--- Records for this task Enclosed Below ---

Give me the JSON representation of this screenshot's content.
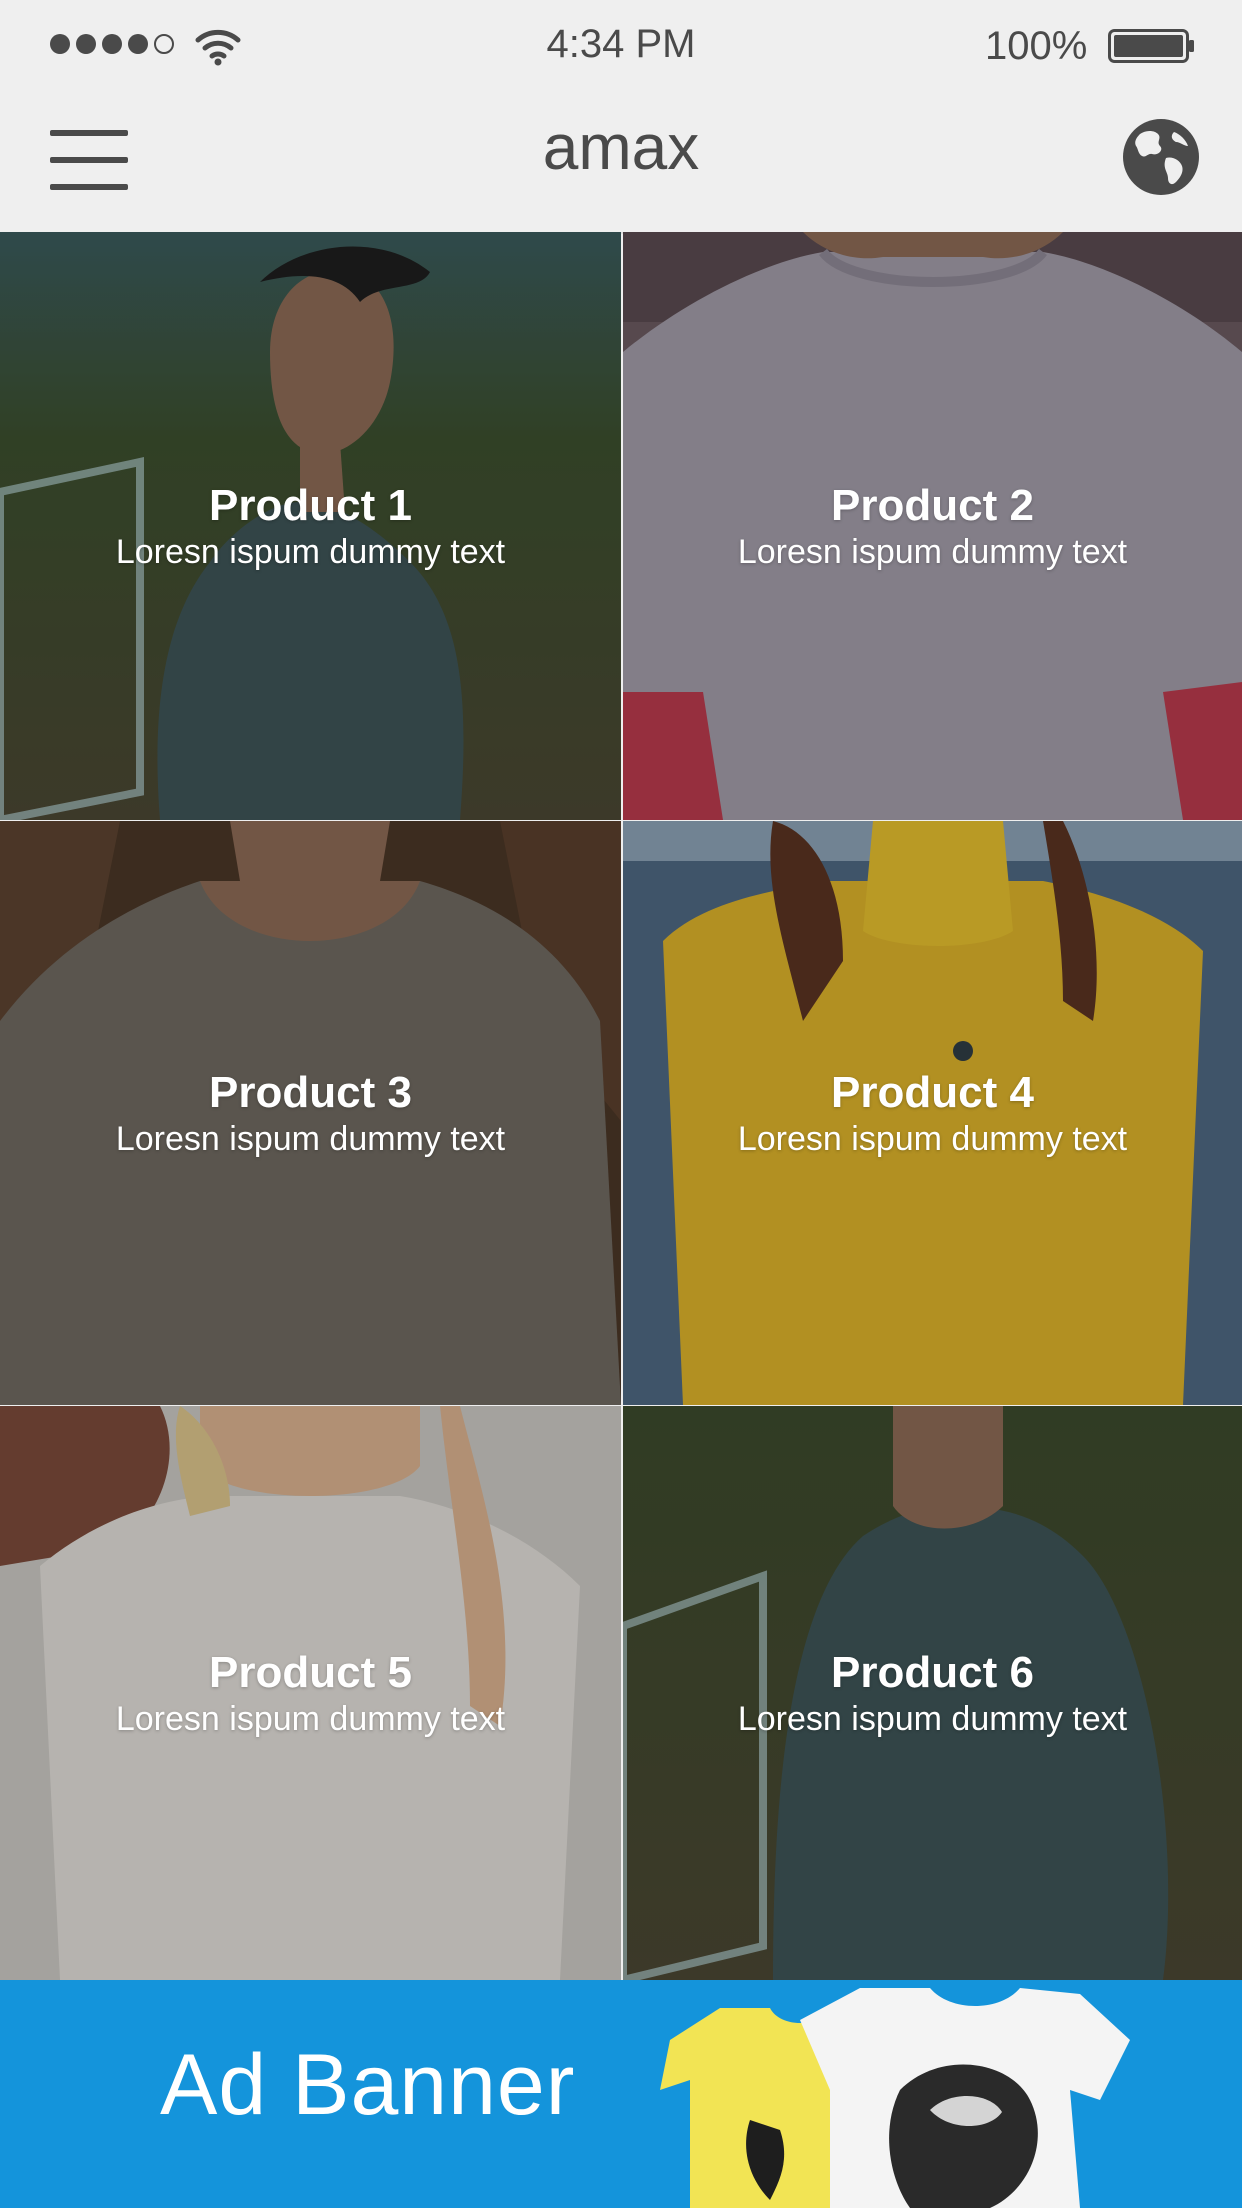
{
  "status_bar": {
    "time": "4:34 PM",
    "battery": "100%",
    "signal_icon": "signal-dots-icon",
    "wifi_icon": "wifi-icon",
    "battery_icon": "battery-icon"
  },
  "nav": {
    "title": "amax",
    "menu_icon": "hamburger-menu-icon",
    "globe_icon": "globe-icon"
  },
  "products": [
    {
      "name": "Product 1",
      "description": "Loresn ispum dummy text"
    },
    {
      "name": "Product 2",
      "description": "Loresn ispum dummy text"
    },
    {
      "name": "Product 3",
      "description": "Loresn ispum dummy text"
    },
    {
      "name": "Product 4",
      "description": "Loresn ispum dummy text"
    },
    {
      "name": "Product 5",
      "description": "Loresn ispum dummy text"
    },
    {
      "name": "Product 6",
      "description": "Loresn ispum dummy text"
    }
  ],
  "ad_banner": {
    "label": "Ad Banner",
    "color": "#1494db"
  },
  "colors": {
    "bar_background": "#efefef",
    "icon_gray": "#4a4a4a"
  }
}
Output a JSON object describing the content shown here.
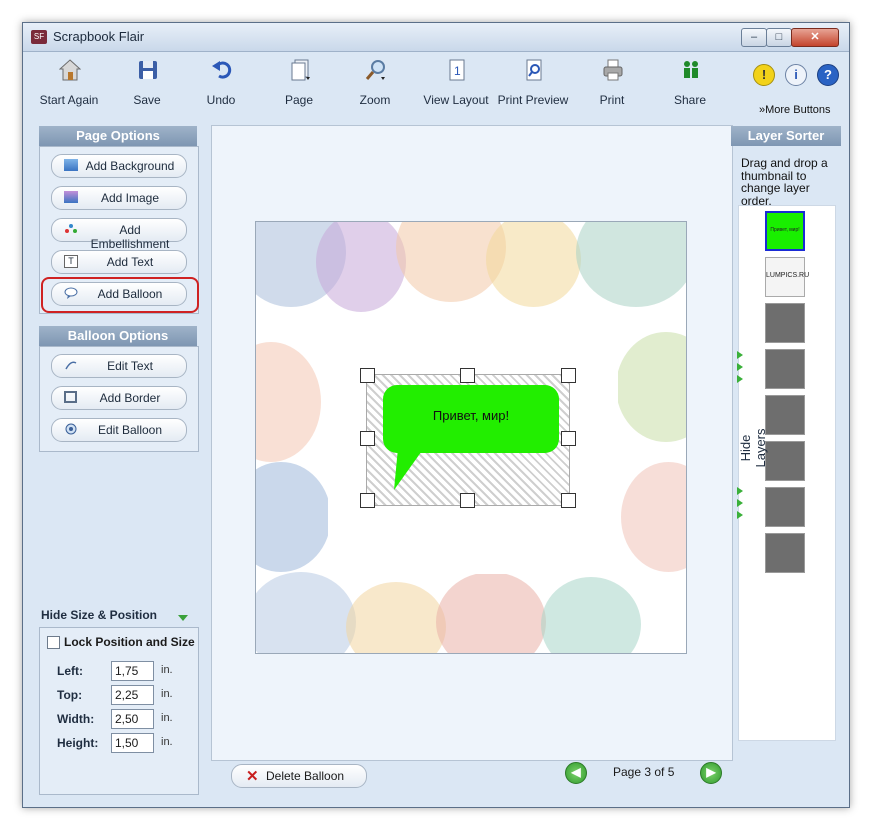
{
  "window": {
    "title": "Scrapbook Flair",
    "app_icon_text": "SF",
    "controls": {
      "minimize": "–",
      "maximize": "□",
      "close": "✕"
    }
  },
  "toolbar": {
    "items": [
      {
        "label": "Start Again",
        "icon": "house-icon"
      },
      {
        "label": "Save",
        "icon": "floppy-disk-icon"
      },
      {
        "label": "Undo",
        "icon": "undo-arrow-icon"
      },
      {
        "label": "Page",
        "icon": "page-icon"
      },
      {
        "label": "Zoom",
        "icon": "magnifier-icon"
      },
      {
        "label": "View Layout",
        "icon": "layout-icon"
      },
      {
        "label": "Print Preview",
        "icon": "print-preview-icon"
      },
      {
        "label": "Print",
        "icon": "printer-icon"
      },
      {
        "label": "Share",
        "icon": "people-icon"
      }
    ],
    "help_buttons": [
      {
        "glyph": "!",
        "icon": "tip-icon",
        "color": "#f2d21a"
      },
      {
        "glyph": "i",
        "icon": "info-icon",
        "color": "#3d74c8"
      },
      {
        "glyph": "?",
        "icon": "help-icon",
        "color": "#2a63c4"
      }
    ],
    "more_buttons": "»More Buttons"
  },
  "page_options": {
    "title": "Page Options",
    "buttons": [
      {
        "label": "Add Background",
        "icon": "background-icon"
      },
      {
        "label": "Add Image",
        "icon": "image-icon"
      },
      {
        "label": "Add Embellishment",
        "icon": "embellishment-icon"
      },
      {
        "label": "Add Text",
        "icon": "text-icon"
      },
      {
        "label": "Add Balloon",
        "icon": "balloon-icon"
      }
    ]
  },
  "balloon_options": {
    "title": "Balloon Options",
    "buttons": [
      {
        "label": "Edit Text",
        "icon": "edit-text-icon"
      },
      {
        "label": "Add Border",
        "icon": "border-icon"
      },
      {
        "label": "Edit Balloon",
        "icon": "edit-balloon-icon"
      }
    ]
  },
  "size_position": {
    "toggle_label": "Hide Size & Position",
    "lock_label": "Lock Position and Size",
    "lock_checked": false,
    "unit": "in.",
    "fields": [
      {
        "label": "Left:",
        "value": "1,75"
      },
      {
        "label": "Top:",
        "value": "2,25"
      },
      {
        "label": "Width:",
        "value": "2,50"
      },
      {
        "label": "Height:",
        "value": "1,50"
      }
    ]
  },
  "canvas": {
    "balloon_text": "Привет, мир!",
    "balloon_color": "#22ee00"
  },
  "bottom": {
    "delete_label": "Delete Balloon",
    "page_indicator": "Page 3 of 5"
  },
  "layer_sorter": {
    "title": "Layer Sorter",
    "help": "Drag and drop a thumbnail to change layer order.",
    "hide_label": "Hide Layers",
    "thumb_1_text": "Привет, мир!",
    "thumb_2_text": "LUMPICS.RU"
  }
}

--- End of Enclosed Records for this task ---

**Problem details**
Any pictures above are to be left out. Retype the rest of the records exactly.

**Reply to the exercise**
Give me the JSON representation of this screenshot's content.
{
  "status_bar": {
    "time": "4:34 PM",
    "battery": "100%",
    "signal_icon": "signal-dots-icon",
    "wifi_icon": "wifi-icon",
    "battery_icon": "battery-icon"
  },
  "nav": {
    "title": "amax",
    "menu_icon": "hamburger-menu-icon",
    "globe_icon": "globe-icon"
  },
  "products": [
    {
      "name": "Product 1",
      "description": "Loresn ispum dummy text"
    },
    {
      "name": "Product 2",
      "description": "Loresn ispum dummy text"
    },
    {
      "name": "Product 3",
      "description": "Loresn ispum dummy text"
    },
    {
      "name": "Product 4",
      "description": "Loresn ispum dummy text"
    },
    {
      "name": "Product 5",
      "description": "Loresn ispum dummy text"
    },
    {
      "name": "Product 6",
      "description": "Loresn ispum dummy text"
    }
  ],
  "ad_banner": {
    "label": "Ad Banner",
    "color": "#1494db"
  },
  "colors": {
    "bar_background": "#efefef",
    "icon_gray": "#4a4a4a"
  }
}
Output a JSON object describing the content shown here.
{
  "window": {
    "title": "Scrapbook Flair",
    "app_icon_text": "SF",
    "controls": {
      "minimize": "–",
      "maximize": "□",
      "close": "✕"
    }
  },
  "toolbar": {
    "items": [
      {
        "label": "Start Again",
        "icon": "house-icon"
      },
      {
        "label": "Save",
        "icon": "floppy-disk-icon"
      },
      {
        "label": "Undo",
        "icon": "undo-arrow-icon"
      },
      {
        "label": "Page",
        "icon": "page-icon"
      },
      {
        "label": "Zoom",
        "icon": "magnifier-icon"
      },
      {
        "label": "View Layout",
        "icon": "layout-icon"
      },
      {
        "label": "Print Preview",
        "icon": "print-preview-icon"
      },
      {
        "label": "Print",
        "icon": "printer-icon"
      },
      {
        "label": "Share",
        "icon": "people-icon"
      }
    ],
    "help_buttons": [
      {
        "glyph": "!",
        "icon": "tip-icon",
        "color": "#f2d21a"
      },
      {
        "glyph": "i",
        "icon": "info-icon",
        "color": "#3d74c8"
      },
      {
        "glyph": "?",
        "icon": "help-icon",
        "color": "#2a63c4"
      }
    ],
    "more_buttons": "»More Buttons"
  },
  "page_options": {
    "title": "Page Options",
    "buttons": [
      {
        "label": "Add Background",
        "icon": "background-icon"
      },
      {
        "label": "Add Image",
        "icon": "image-icon"
      },
      {
        "label": "Add Embellishment",
        "icon": "embellishment-icon"
      },
      {
        "label": "Add Text",
        "icon": "text-icon"
      },
      {
        "label": "Add Balloon",
        "icon": "balloon-icon"
      }
    ]
  },
  "balloon_options": {
    "title": "Balloon Options",
    "buttons": [
      {
        "label": "Edit Text",
        "icon": "edit-text-icon"
      },
      {
        "label": "Add Border",
        "icon": "border-icon"
      },
      {
        "label": "Edit Balloon",
        "icon": "edit-balloon-icon"
      }
    ]
  },
  "size_position": {
    "toggle_label": "Hide Size & Position",
    "lock_label": "Lock Position and Size",
    "lock_checked": false,
    "unit": "in.",
    "fields": [
      {
        "label": "Left:",
        "value": "1,75"
      },
      {
        "label": "Top:",
        "value": "2,25"
      },
      {
        "label": "Width:",
        "value": "2,50"
      },
      {
        "label": "Height:",
        "value": "1,50"
      }
    ]
  },
  "canvas": {
    "balloon_text": "Привет, мир!",
    "balloon_color": "#22ee00"
  },
  "bottom": {
    "delete_label": "Delete Balloon",
    "page_indicator": "Page 3 of 5"
  },
  "layer_sorter": {
    "title": "Layer Sorter",
    "help": "Drag and drop a thumbnail to change layer order.",
    "hide_label": "Hide Layers",
    "thumb_1_text": "Привет, мир!",
    "thumb_2_text": "LUMPICS.RU"
  }
}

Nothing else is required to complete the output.